Segment Start: INPUT MATERIAL
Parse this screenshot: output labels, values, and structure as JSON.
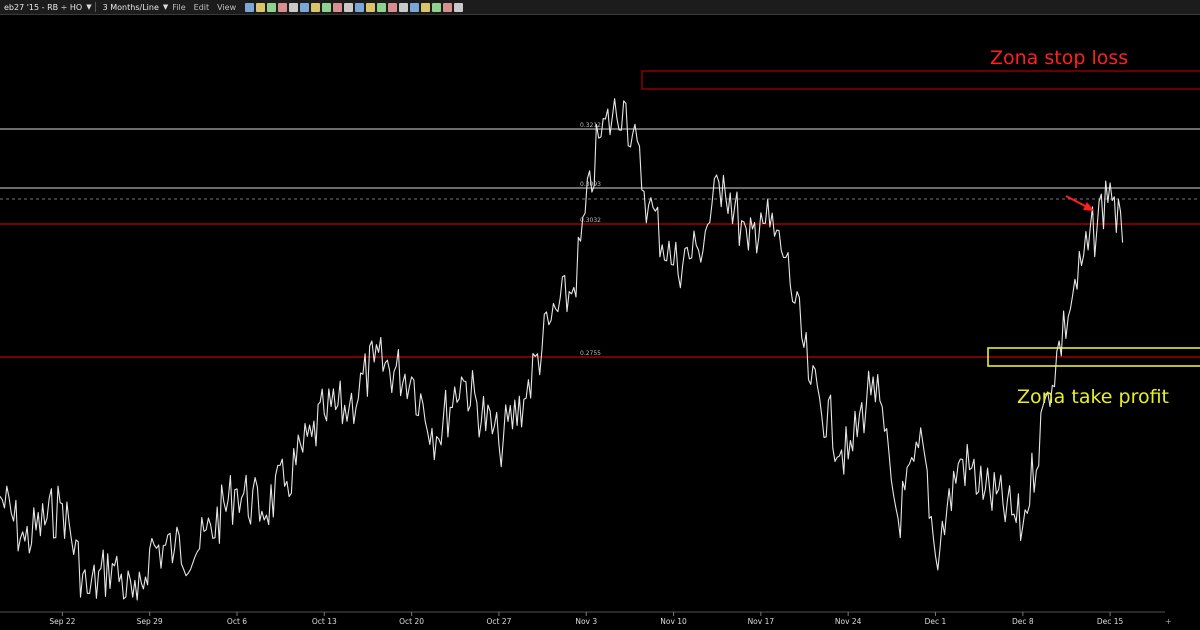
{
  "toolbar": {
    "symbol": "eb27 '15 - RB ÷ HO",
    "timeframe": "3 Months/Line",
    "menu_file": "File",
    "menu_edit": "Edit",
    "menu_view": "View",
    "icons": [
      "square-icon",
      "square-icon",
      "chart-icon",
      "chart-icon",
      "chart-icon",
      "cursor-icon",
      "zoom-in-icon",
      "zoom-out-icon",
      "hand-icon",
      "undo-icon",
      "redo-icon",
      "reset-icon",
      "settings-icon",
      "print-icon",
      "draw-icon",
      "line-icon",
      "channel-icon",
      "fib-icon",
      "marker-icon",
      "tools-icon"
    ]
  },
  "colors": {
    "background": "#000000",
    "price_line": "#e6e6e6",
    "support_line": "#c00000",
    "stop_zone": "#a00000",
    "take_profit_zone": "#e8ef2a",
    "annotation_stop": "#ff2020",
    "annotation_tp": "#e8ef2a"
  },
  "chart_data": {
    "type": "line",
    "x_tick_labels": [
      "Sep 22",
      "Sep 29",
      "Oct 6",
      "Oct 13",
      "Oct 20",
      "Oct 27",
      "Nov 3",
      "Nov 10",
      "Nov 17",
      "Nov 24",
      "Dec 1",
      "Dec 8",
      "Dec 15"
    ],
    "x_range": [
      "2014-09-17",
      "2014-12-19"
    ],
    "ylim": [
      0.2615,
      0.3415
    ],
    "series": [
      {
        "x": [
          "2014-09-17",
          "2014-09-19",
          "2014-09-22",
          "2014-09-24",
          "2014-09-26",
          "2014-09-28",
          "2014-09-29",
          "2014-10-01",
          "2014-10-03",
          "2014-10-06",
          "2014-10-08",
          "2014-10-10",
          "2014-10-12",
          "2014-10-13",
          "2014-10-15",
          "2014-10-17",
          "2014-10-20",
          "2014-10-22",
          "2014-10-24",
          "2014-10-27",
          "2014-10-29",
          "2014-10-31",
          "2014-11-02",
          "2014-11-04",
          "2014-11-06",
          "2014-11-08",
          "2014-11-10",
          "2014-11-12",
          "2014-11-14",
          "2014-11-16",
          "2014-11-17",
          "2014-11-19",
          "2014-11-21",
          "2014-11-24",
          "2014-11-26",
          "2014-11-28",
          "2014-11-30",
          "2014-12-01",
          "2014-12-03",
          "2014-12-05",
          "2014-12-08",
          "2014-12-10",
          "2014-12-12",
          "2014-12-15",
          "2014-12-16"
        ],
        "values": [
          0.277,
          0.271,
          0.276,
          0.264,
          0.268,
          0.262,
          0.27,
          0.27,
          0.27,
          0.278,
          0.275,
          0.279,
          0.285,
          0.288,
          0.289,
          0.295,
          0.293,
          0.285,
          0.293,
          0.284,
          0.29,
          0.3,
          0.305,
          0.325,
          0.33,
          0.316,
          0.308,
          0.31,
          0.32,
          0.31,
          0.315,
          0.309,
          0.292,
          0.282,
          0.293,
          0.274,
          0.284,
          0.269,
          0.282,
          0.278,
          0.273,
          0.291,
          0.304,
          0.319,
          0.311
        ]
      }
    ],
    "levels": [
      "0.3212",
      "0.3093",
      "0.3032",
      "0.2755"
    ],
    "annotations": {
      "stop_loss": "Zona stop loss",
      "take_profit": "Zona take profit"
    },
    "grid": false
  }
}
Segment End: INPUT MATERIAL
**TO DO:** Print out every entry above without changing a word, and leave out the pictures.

**EXPECTED OUTPUT:**
Parse this screenshot: output labels, values, and structure as JSON.
{
  "toolbar": {
    "symbol": "eb27 '15 - RB ÷ HO",
    "timeframe": "3 Months/Line",
    "menu_file": "File",
    "menu_edit": "Edit",
    "menu_view": "View",
    "icons": [
      "square-icon",
      "square-icon",
      "chart-icon",
      "chart-icon",
      "chart-icon",
      "cursor-icon",
      "zoom-in-icon",
      "zoom-out-icon",
      "hand-icon",
      "undo-icon",
      "redo-icon",
      "reset-icon",
      "settings-icon",
      "print-icon",
      "draw-icon",
      "line-icon",
      "channel-icon",
      "fib-icon",
      "marker-icon",
      "tools-icon"
    ]
  },
  "colors": {
    "background": "#000000",
    "price_line": "#e6e6e6",
    "support_line": "#c00000",
    "stop_zone": "#a00000",
    "take_profit_zone": "#e8ef2a",
    "annotation_stop": "#ff2020",
    "annotation_tp": "#e8ef2a"
  },
  "chart_data": {
    "type": "line",
    "x_tick_labels": [
      "Sep 22",
      "Sep 29",
      "Oct 6",
      "Oct 13",
      "Oct 20",
      "Oct 27",
      "Nov 3",
      "Nov 10",
      "Nov 17",
      "Nov 24",
      "Dec 1",
      "Dec 8",
      "Dec 15"
    ],
    "x_range": [
      "2014-09-17",
      "2014-12-19"
    ],
    "ylim": [
      0.2615,
      0.3415
    ],
    "series": [
      {
        "x": [
          "2014-09-17",
          "2014-09-19",
          "2014-09-22",
          "2014-09-24",
          "2014-09-26",
          "2014-09-28",
          "2014-09-29",
          "2014-10-01",
          "2014-10-03",
          "2014-10-06",
          "2014-10-08",
          "2014-10-10",
          "2014-10-12",
          "2014-10-13",
          "2014-10-15",
          "2014-10-17",
          "2014-10-20",
          "2014-10-22",
          "2014-10-24",
          "2014-10-27",
          "2014-10-29",
          "2014-10-31",
          "2014-11-02",
          "2014-11-04",
          "2014-11-06",
          "2014-11-08",
          "2014-11-10",
          "2014-11-12",
          "2014-11-14",
          "2014-11-16",
          "2014-11-17",
          "2014-11-19",
          "2014-11-21",
          "2014-11-24",
          "2014-11-26",
          "2014-11-28",
          "2014-11-30",
          "2014-12-01",
          "2014-12-03",
          "2014-12-05",
          "2014-12-08",
          "2014-12-10",
          "2014-12-12",
          "2014-12-15",
          "2014-12-16"
        ],
        "values": [
          0.277,
          0.271,
          0.276,
          0.264,
          0.268,
          0.262,
          0.27,
          0.27,
          0.27,
          0.278,
          0.275,
          0.279,
          0.285,
          0.288,
          0.289,
          0.295,
          0.293,
          0.285,
          0.293,
          0.284,
          0.29,
          0.3,
          0.305,
          0.325,
          0.33,
          0.316,
          0.308,
          0.31,
          0.32,
          0.31,
          0.315,
          0.309,
          0.292,
          0.282,
          0.293,
          0.274,
          0.284,
          0.269,
          0.282,
          0.278,
          0.273,
          0.291,
          0.304,
          0.319,
          0.311
        ]
      }
    ],
    "levels": [
      "0.3212",
      "0.3093",
      "0.3032",
      "0.2755"
    ],
    "annotations": {
      "stop_loss": "Zona stop loss",
      "take_profit": "Zona take profit"
    },
    "grid": false
  }
}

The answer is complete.